Computer chess as it should be, from our point of view.
Chess is a competitive field. And so is computer chess. You try to win as many games as you can. You learn from your mistakes, and you try to improve your skills, so that you will score better in the next event.
Chess is also an open field. You can study the games of every living or dead Grandmaster, they are free for everyone to see. And there are thousands of chess books where all chess techniques are explained. Nothing is hidden.
Computer chess is a bit different.
You can study the games of Capablanca or Kasparov, but you cannot borrow a parcel of their brain. And this is exactly what people do when they copy/paste a part of an open source chess program.
When a programmer studies the source of a chess engine written by somebody else, and implements the ideas his own way for his own chess engine, he is doing the same thing as a chess player who reads a book written by a master, and learns some patterns that will be useful for his future games.
We would prefer computer chess to follow the same natural way chess does. I have stopped using engines that are not an original work of their authors. When I chat with programmers who are following my broadcasts, I can feel the pride when they win, and the sorrow when they lose. Their engine is like their offspring. They wrote it by themselves, putting in it hours and hours of hard work, with the help of ideas and techniques that are known to the whole community.

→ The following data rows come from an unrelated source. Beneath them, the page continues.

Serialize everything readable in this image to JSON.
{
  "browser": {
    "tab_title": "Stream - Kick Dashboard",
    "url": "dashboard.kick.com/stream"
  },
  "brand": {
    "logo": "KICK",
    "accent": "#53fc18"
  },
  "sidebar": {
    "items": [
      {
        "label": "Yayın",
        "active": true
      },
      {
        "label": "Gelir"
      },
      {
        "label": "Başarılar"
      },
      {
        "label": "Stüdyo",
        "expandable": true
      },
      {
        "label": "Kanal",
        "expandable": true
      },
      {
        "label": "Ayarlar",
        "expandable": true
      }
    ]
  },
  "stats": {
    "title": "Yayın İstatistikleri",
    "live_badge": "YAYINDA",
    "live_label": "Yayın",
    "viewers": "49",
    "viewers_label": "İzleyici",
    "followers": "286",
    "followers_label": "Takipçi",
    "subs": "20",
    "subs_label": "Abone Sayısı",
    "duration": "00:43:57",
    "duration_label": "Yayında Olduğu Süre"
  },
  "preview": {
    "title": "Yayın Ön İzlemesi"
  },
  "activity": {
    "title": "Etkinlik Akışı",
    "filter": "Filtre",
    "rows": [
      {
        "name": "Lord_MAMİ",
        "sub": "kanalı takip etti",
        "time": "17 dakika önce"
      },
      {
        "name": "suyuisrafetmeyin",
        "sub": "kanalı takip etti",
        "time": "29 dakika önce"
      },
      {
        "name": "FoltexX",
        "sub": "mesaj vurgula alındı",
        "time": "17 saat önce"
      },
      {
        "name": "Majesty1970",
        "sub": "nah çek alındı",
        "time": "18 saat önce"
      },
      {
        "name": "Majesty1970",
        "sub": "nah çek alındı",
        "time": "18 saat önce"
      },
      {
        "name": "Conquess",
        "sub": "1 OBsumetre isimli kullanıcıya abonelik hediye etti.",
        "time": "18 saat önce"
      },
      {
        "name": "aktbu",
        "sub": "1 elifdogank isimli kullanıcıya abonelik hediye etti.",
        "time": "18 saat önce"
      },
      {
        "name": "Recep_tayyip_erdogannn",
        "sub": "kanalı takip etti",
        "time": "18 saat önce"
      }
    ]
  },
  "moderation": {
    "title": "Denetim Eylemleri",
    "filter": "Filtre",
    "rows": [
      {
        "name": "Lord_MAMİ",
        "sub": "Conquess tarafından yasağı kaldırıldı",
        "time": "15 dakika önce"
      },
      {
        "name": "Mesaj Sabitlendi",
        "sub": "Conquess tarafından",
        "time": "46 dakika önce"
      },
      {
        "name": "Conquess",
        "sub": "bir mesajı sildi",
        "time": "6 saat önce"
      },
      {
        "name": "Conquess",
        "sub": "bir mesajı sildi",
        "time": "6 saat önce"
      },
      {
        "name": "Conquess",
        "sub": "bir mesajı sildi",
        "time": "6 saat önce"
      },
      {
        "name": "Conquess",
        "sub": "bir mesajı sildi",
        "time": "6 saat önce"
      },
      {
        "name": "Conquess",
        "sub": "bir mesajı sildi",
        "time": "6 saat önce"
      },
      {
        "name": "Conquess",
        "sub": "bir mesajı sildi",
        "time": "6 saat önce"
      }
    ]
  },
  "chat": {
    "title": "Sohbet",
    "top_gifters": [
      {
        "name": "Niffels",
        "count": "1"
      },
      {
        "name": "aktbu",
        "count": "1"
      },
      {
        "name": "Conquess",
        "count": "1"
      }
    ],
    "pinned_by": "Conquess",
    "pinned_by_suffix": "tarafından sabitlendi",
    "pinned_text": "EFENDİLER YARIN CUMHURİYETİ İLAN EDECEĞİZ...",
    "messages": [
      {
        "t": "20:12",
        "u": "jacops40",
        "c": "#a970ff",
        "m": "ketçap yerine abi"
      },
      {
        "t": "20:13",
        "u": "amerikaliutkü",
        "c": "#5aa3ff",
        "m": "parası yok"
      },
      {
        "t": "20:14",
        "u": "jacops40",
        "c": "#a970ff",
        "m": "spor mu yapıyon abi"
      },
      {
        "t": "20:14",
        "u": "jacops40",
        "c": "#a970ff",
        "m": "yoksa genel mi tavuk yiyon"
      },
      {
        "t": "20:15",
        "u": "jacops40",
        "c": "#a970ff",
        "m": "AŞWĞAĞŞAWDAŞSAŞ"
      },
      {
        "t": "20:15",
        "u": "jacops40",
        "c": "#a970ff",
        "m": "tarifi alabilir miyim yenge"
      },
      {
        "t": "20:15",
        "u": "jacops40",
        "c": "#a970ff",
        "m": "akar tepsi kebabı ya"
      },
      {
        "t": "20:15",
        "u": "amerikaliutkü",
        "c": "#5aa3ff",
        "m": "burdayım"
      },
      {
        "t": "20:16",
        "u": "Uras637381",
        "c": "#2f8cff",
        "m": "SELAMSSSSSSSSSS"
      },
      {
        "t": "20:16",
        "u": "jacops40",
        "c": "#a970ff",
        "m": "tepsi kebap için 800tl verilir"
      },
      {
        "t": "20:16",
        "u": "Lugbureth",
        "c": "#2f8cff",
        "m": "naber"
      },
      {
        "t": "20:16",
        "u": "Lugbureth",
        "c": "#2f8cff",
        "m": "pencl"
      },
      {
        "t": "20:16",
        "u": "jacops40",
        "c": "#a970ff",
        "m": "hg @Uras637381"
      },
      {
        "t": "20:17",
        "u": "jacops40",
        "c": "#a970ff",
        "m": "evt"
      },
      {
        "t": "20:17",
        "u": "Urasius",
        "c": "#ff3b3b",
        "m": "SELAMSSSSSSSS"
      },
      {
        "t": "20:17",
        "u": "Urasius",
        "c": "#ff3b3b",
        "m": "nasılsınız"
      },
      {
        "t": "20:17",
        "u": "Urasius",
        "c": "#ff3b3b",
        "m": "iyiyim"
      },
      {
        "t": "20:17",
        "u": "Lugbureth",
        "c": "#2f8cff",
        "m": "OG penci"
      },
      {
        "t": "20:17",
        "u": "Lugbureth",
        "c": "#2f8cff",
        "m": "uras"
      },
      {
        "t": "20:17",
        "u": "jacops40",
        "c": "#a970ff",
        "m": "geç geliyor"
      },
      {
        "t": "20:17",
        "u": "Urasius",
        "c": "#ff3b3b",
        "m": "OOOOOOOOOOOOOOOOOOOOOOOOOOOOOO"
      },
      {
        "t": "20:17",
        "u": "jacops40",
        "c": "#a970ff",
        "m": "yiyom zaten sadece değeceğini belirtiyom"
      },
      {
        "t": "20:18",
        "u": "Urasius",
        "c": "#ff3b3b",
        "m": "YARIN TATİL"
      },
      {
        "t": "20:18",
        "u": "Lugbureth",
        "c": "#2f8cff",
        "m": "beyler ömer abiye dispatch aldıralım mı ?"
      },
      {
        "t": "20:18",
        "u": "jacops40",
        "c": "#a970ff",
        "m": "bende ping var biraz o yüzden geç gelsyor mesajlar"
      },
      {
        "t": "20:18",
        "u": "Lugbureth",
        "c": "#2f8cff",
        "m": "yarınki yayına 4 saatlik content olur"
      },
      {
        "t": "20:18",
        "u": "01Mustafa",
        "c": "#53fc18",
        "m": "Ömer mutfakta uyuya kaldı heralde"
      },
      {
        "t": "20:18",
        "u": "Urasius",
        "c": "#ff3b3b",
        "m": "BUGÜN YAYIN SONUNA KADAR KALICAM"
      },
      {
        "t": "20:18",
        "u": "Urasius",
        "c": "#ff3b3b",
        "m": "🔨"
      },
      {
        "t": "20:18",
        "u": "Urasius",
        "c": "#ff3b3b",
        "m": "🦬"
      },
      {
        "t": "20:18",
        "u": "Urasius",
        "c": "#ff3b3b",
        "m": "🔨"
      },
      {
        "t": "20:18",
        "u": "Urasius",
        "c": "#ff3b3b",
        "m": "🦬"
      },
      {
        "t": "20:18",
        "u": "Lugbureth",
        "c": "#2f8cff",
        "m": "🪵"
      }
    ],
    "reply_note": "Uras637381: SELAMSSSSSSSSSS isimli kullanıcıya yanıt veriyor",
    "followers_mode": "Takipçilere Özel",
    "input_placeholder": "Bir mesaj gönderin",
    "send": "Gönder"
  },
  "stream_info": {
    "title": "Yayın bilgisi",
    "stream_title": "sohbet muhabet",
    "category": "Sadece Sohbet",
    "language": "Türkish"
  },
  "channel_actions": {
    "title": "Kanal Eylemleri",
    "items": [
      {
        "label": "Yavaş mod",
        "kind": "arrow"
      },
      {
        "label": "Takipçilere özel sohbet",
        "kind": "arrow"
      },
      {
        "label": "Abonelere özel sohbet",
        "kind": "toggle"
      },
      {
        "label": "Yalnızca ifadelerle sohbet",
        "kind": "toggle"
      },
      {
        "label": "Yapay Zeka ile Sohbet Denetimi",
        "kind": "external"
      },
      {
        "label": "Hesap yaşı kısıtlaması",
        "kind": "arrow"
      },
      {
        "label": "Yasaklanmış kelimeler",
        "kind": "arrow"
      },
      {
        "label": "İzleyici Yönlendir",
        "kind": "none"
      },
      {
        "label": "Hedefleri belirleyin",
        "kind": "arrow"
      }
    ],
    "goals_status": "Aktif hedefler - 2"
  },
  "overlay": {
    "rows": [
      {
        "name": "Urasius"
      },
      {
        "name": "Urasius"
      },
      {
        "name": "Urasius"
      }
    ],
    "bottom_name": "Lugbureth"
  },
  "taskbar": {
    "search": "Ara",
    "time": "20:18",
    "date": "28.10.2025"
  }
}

Where is the pride if your engine is some kind of chimera? Well you found the name, and you tweaked some settings. Is that enough?